I think Forestall is (perhaps unconsciously) aping his mentor again by getting "fired" at the peak of his career. Remember, Jobs was an abrasive asshole as a young man also. Now Forestall will spend a few years in "exile" doing some other project that won't work out, only to return to Apple after he has matured as a saviour of sorts in 2022 after Tim dies and Schiller has retired to his lazy-boy recliner.
As for skeuomorphism, it gets a bad rap because most of the tech press is, well ... techies. And they have no idea about design or the possible reasons for such skueomorphic designs. True, they have gone a bit too far lately but many of Apple's designs in this category are not only successful and popular, they are necessary.
Think about it. If iBooks wasn't a book shelf but a simple list of titles for example, how does the average user tell the difference between a list of books on their device and a list of items in the store? They *need* two separate metaphors there.
It's also confusing enough for the average person to tell the difference between iTunes the store (on their device) and iTunes the player (on their device). Apple is introducing a whole new group of people to computers for the first time with iOS. People who didn't previously use them because they found the whole deal confusing. Just because a bunch of techies don't like skeuomorphism, doesn't mean that HUGE numbers of average people aren't greatly assisted by the concept.
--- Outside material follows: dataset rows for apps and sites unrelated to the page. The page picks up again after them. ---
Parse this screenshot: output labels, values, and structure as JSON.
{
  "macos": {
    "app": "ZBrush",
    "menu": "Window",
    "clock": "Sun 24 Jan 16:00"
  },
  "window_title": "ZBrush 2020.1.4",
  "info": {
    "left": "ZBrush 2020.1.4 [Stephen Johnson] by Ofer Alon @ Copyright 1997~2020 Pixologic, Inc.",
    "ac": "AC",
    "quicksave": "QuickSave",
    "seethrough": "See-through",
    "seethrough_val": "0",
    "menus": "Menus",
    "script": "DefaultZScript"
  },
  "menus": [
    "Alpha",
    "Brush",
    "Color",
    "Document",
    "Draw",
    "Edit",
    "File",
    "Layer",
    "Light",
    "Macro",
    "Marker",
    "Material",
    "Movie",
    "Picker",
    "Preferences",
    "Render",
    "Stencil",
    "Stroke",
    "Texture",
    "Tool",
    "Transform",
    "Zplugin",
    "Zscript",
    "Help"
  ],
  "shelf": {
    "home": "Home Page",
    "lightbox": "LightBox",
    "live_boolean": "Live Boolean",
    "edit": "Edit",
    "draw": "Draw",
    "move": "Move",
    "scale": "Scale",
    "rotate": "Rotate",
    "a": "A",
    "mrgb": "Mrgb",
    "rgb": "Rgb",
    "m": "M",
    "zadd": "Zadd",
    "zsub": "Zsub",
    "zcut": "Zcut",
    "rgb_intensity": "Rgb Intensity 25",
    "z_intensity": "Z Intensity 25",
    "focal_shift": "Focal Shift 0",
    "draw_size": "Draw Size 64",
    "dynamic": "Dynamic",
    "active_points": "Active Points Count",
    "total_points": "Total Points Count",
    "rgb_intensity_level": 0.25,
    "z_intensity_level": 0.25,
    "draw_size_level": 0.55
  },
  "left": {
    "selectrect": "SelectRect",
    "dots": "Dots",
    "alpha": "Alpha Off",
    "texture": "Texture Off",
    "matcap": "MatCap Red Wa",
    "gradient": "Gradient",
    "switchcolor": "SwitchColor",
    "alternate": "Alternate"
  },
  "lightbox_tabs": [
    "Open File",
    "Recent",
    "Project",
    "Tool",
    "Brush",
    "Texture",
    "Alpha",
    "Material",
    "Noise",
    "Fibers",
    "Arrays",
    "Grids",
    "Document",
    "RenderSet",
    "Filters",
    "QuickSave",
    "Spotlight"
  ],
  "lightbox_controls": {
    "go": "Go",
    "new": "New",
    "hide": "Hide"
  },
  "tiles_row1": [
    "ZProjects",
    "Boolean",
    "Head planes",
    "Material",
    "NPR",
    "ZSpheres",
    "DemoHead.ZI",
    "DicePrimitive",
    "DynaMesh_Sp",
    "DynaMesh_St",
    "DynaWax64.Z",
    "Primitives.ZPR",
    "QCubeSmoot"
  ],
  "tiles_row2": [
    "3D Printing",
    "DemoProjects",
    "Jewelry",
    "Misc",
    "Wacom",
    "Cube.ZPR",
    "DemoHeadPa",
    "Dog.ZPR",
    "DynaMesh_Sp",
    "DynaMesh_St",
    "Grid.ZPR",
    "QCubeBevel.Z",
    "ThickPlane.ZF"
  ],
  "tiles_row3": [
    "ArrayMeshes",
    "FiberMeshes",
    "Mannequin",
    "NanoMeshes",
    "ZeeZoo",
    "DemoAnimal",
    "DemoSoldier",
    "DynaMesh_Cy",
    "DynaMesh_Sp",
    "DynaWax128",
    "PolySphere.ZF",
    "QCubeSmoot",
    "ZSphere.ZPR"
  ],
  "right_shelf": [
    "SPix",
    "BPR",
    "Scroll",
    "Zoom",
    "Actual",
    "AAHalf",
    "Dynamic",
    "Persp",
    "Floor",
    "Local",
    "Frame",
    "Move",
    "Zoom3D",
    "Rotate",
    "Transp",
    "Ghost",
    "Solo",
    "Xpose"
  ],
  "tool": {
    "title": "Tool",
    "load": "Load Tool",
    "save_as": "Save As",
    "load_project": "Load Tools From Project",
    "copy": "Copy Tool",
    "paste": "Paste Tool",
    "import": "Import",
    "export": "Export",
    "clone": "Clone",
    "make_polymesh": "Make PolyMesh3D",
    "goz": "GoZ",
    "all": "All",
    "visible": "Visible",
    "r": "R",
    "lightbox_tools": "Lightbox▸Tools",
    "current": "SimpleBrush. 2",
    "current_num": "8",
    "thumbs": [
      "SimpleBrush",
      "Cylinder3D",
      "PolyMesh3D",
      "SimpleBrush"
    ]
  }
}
Try showing Microsoft's "flat" "modern" Metro UI to a bunch of seniors and then come back and tell me how flatter is better and that skeuomorphism isn't needed. Metro just a bunch of pretty squares to most non-computer savy folks and completely unusable.
Now this I agree with. What are you, bipolar on an hourly basis?
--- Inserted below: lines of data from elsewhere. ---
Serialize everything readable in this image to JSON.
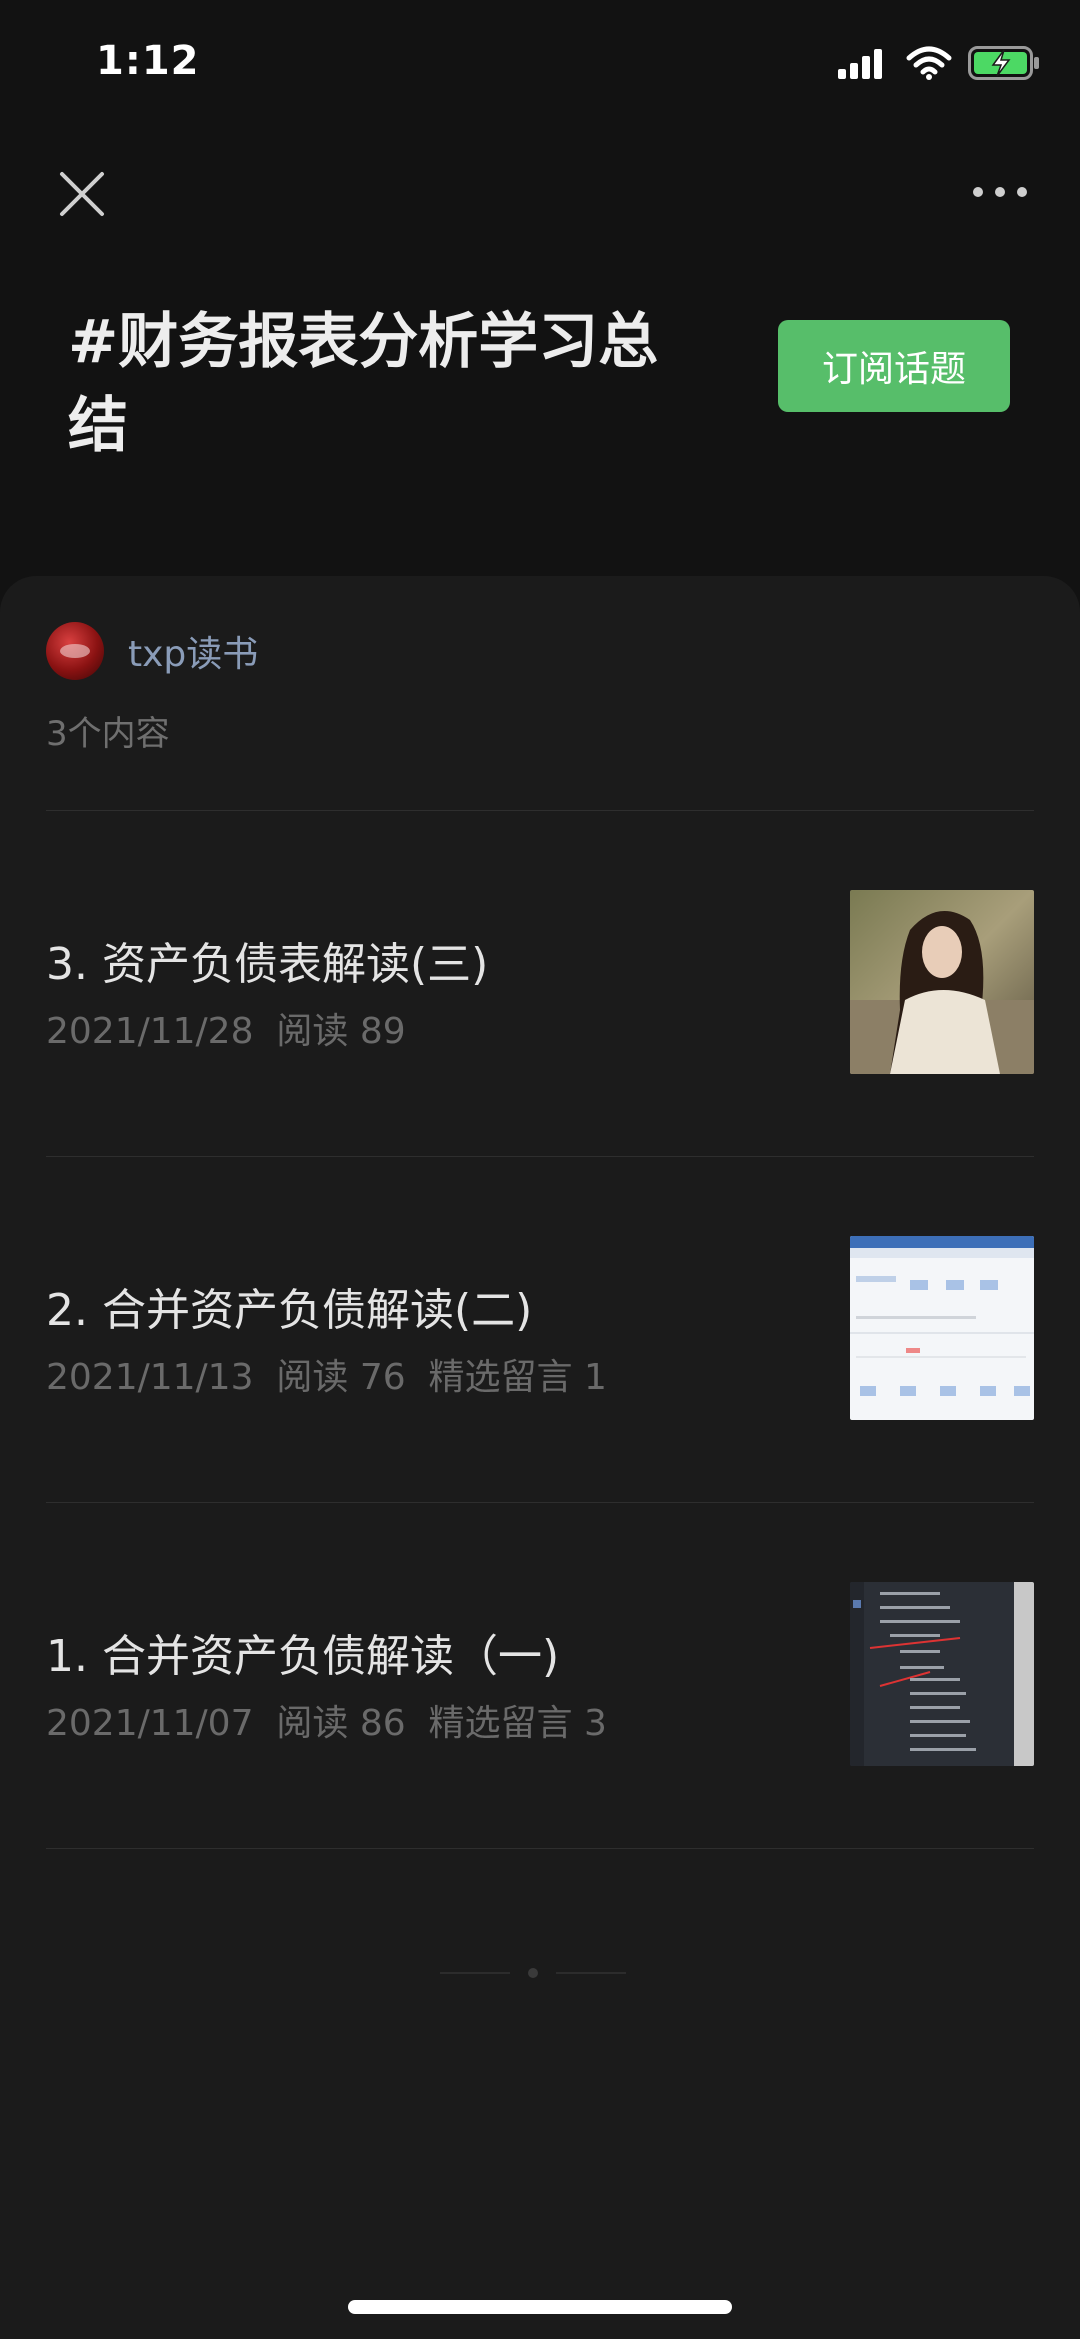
{
  "status_bar": {
    "time": "1:12"
  },
  "topic": {
    "title": "#财务报表分析学习总结",
    "subscribe_label": "订阅话题"
  },
  "author": {
    "name": "txp读书",
    "count_label": "3个内容"
  },
  "articles": [
    {
      "title": "3. 资产负债表解读(三)",
      "meta": "2021/11/28  阅读 89",
      "thumb": "photo-woman"
    },
    {
      "title": "2. 合并资产负债解读(二)",
      "meta": "2021/11/13  阅读 76  精选留言 1",
      "thumb": "screenshot-table"
    },
    {
      "title": "1. 合并资产负债解读（一)",
      "meta": "2021/11/07  阅读 86  精选留言 3",
      "thumb": "screenshot-outline"
    }
  ],
  "icons": {
    "close": "close-icon",
    "more": "more-icon",
    "signal": "signal-icon",
    "wifi": "wifi-icon",
    "battery": "battery-charging-icon"
  },
  "colors": {
    "background": "#121212",
    "card": "#1b1b1b",
    "accent_green": "#57be6a",
    "author_link": "#8a9cb8"
  }
}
The thing Ive brings to his industrial design above all other sensorial aspects is tactility. His stuff is meant to feel good in the hand, or to look like it wants to be touched, like the back of the recent iMacs. This is a very British thing, or more accurately maybe, a Celto-Germanic thing.
Jobs had it too, thus the BMW motorcycle (60s/70s vintage?) that he had enshrined at Apple as a design example. Those were very tactile machines, with their sculpted crankcases and rounded cylinder heads, glowing aliminum and I suppose magnesium.
Ive's Bently is a monument to tactility as is his house.
Skeuomorphic software motifs are intended to add tactility to the interface, along with visual interest. Right-brain guys like Ive and Jobs, don't know about Forstall, are highly tolerant of tactile eye-candy. Left-brain types find it distracting or even painful. Microsoft is dedicated to left-brainism, which is why they're struggling to find something appealing for their interface.
The myth that Ive is opposed to s'morphism (hate the word) is just that, myth, until proved otherwise—the work of one Telegraph journalist and a bunch of unnamed sources. I hope I'm not proved wrong about that, because I like the tactility myself.
Edit: corrected to Aston-Martin below. Don't know the tactility quotient of that car, haven't had the pleasure of examining one.
Edited by Flaneur - 11/1/12 at 1:09pm